• **WHAT TO DO**
Make an exact copy of the records, with the pictures left out.

• **WORKING DATA**

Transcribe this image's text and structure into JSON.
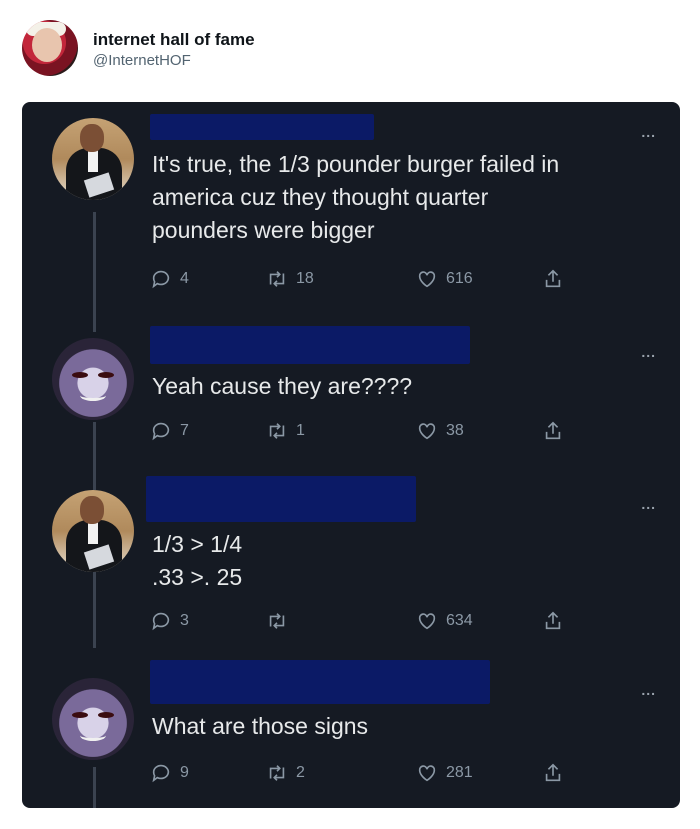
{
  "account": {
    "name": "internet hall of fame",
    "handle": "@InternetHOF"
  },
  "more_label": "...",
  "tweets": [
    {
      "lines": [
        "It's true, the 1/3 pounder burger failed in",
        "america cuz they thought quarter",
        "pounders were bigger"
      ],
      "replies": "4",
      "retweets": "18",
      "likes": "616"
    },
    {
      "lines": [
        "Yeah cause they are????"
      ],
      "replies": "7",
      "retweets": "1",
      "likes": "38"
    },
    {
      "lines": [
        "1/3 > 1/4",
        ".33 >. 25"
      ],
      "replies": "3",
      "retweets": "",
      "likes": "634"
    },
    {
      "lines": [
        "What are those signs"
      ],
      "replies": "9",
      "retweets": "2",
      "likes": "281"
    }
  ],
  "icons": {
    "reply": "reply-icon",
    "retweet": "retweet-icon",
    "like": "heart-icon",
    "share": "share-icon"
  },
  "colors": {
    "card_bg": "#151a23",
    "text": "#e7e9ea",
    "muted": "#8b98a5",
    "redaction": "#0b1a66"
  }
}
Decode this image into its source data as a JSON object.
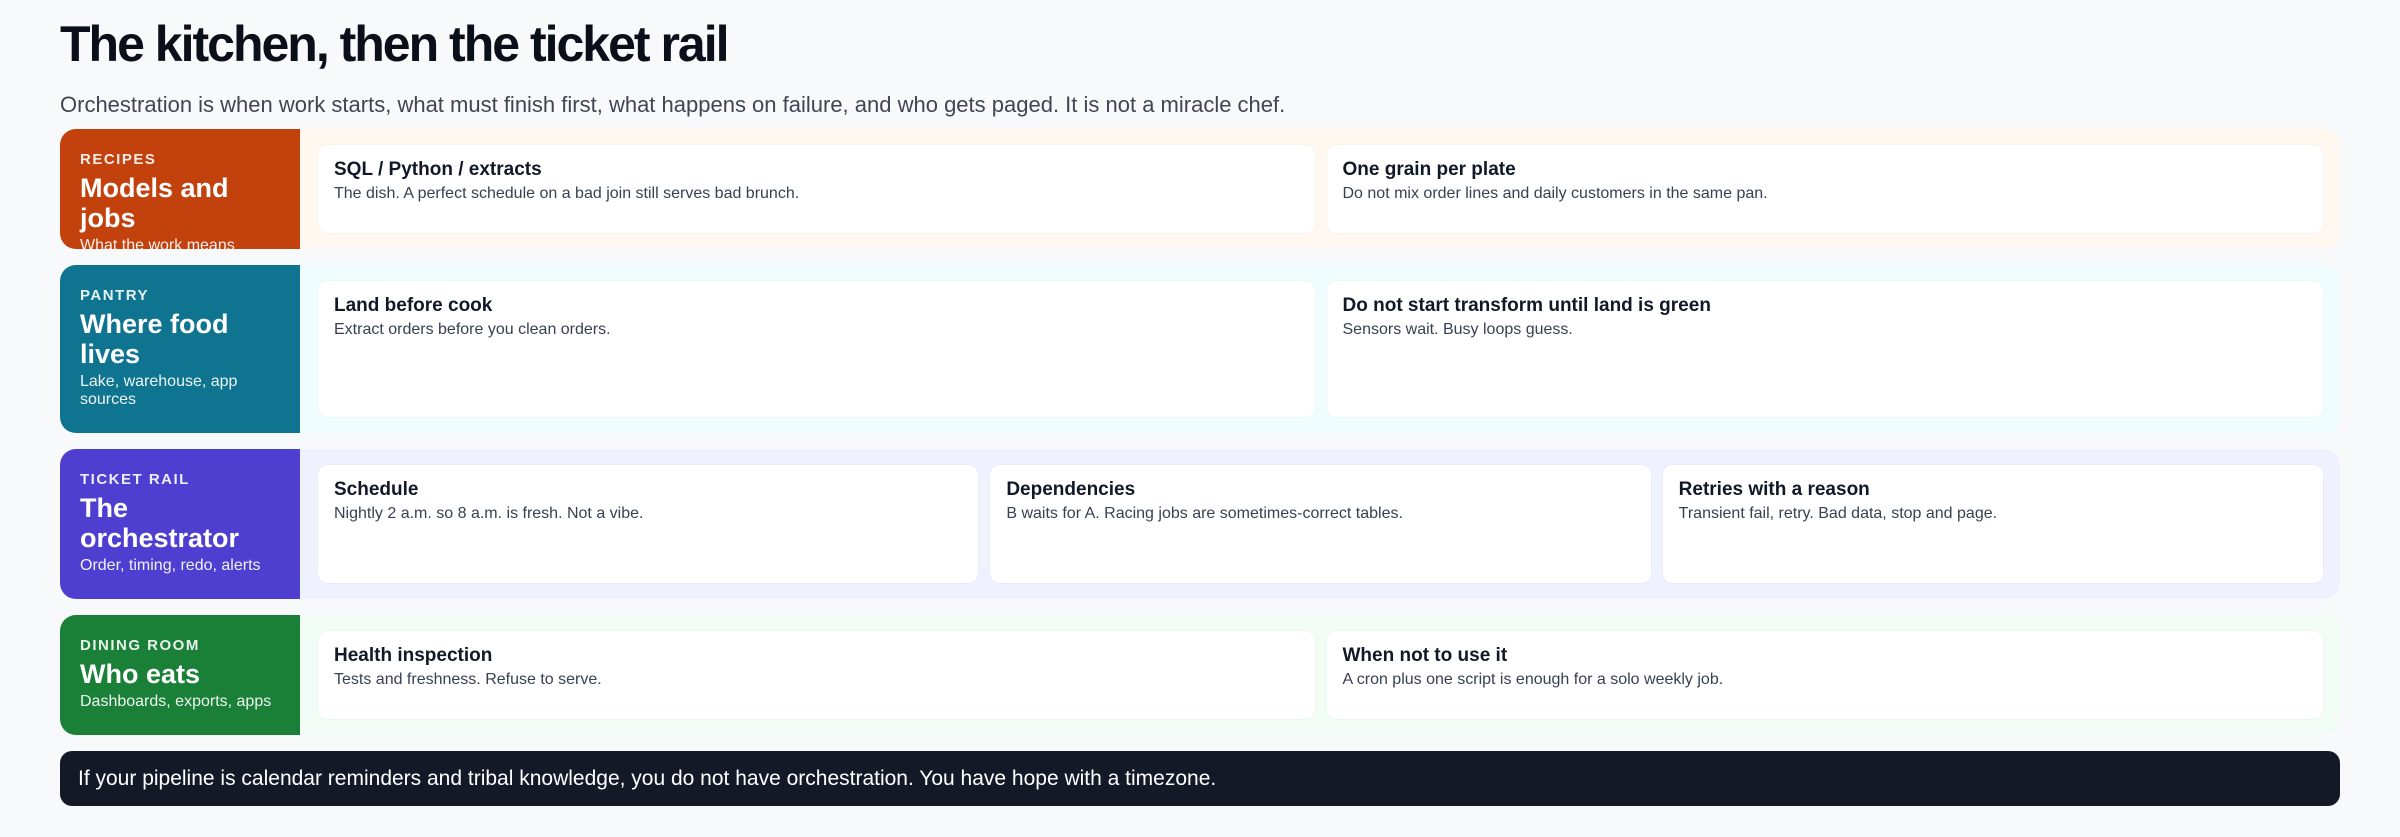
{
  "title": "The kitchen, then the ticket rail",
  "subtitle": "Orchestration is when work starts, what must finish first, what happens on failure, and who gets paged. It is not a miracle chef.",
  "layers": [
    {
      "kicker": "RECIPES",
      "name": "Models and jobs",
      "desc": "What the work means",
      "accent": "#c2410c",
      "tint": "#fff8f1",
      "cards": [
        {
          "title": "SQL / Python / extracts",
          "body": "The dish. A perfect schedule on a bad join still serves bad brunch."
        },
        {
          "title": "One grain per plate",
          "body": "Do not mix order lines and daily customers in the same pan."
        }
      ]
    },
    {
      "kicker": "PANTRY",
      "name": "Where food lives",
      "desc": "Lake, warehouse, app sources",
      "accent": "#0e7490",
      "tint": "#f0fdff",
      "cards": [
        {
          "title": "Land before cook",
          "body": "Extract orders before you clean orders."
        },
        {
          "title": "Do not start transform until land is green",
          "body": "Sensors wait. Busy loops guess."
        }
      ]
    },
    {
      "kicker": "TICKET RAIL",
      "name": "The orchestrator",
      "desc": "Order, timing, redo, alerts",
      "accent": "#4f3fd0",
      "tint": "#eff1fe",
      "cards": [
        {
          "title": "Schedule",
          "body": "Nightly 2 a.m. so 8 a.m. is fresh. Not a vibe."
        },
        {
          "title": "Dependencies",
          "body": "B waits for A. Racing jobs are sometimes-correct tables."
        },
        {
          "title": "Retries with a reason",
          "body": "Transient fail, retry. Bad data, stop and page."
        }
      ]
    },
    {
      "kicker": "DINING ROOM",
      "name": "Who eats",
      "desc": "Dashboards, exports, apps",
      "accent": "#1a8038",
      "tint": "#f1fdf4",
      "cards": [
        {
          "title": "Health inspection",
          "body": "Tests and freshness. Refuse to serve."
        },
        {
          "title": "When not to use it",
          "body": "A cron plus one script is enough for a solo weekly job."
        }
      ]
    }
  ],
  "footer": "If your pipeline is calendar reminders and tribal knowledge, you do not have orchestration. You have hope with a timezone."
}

• **REPLY TO THE EXERCISE**
Transcribe this image's text and structure into JSON.
{
  "account": {
    "name": "internet hall of fame",
    "handle": "@InternetHOF"
  },
  "more_label": "...",
  "tweets": [
    {
      "lines": [
        "It's true, the 1/3 pounder burger failed in",
        "america cuz they thought quarter",
        "pounders were bigger"
      ],
      "replies": "4",
      "retweets": "18",
      "likes": "616"
    },
    {
      "lines": [
        "Yeah cause they are????"
      ],
      "replies": "7",
      "retweets": "1",
      "likes": "38"
    },
    {
      "lines": [
        "1/3 > 1/4",
        ".33 >. 25"
      ],
      "replies": "3",
      "retweets": "",
      "likes": "634"
    },
    {
      "lines": [
        "What are those signs"
      ],
      "replies": "9",
      "retweets": "2",
      "likes": "281"
    }
  ],
  "icons": {
    "reply": "reply-icon",
    "retweet": "retweet-icon",
    "like": "heart-icon",
    "share": "share-icon"
  },
  "colors": {
    "card_bg": "#151a23",
    "text": "#e7e9ea",
    "muted": "#8b98a5",
    "redaction": "#0b1a66"
  }
}
Decode this image into its source data as a JSON object.
{
  "title": "The kitchen, then the ticket rail",
  "subtitle": "Orchestration is when work starts, what must finish first, what happens on failure, and who gets paged. It is not a miracle chef.",
  "layers": [
    {
      "kicker": "RECIPES",
      "name": "Models and jobs",
      "desc": "What the work means",
      "accent": "#c2410c",
      "tint": "#fff8f1",
      "cards": [
        {
          "title": "SQL / Python / extracts",
          "body": "The dish. A perfect schedule on a bad join still serves bad brunch."
        },
        {
          "title": "One grain per plate",
          "body": "Do not mix order lines and daily customers in the same pan."
        }
      ]
    },
    {
      "kicker": "PANTRY",
      "name": "Where food lives",
      "desc": "Lake, warehouse, app sources",
      "accent": "#0e7490",
      "tint": "#f0fdff",
      "cards": [
        {
          "title": "Land before cook",
          "body": "Extract orders before you clean orders."
        },
        {
          "title": "Do not start transform until land is green",
          "body": "Sensors wait. Busy loops guess."
        }
      ]
    },
    {
      "kicker": "TICKET RAIL",
      "name": "The orchestrator",
      "desc": "Order, timing, redo, alerts",
      "accent": "#4f3fd0",
      "tint": "#eff1fe",
      "cards": [
        {
          "title": "Schedule",
          "body": "Nightly 2 a.m. so 8 a.m. is fresh. Not a vibe."
        },
        {
          "title": "Dependencies",
          "body": "B waits for A. Racing jobs are sometimes-correct tables."
        },
        {
          "title": "Retries with a reason",
          "body": "Transient fail, retry. Bad data, stop and page."
        }
      ]
    },
    {
      "kicker": "DINING ROOM",
      "name": "Who eats",
      "desc": "Dashboards, exports, apps",
      "accent": "#1a8038",
      "tint": "#f1fdf4",
      "cards": [
        {
          "title": "Health inspection",
          "body": "Tests and freshness. Refuse to serve."
        },
        {
          "title": "When not to use it",
          "body": "A cron plus one script is enough for a solo weekly job."
        }
      ]
    }
  ],
  "footer": "If your pipeline is calendar reminders and tribal knowledge, you do not have orchestration. You have hope with a timezone."
}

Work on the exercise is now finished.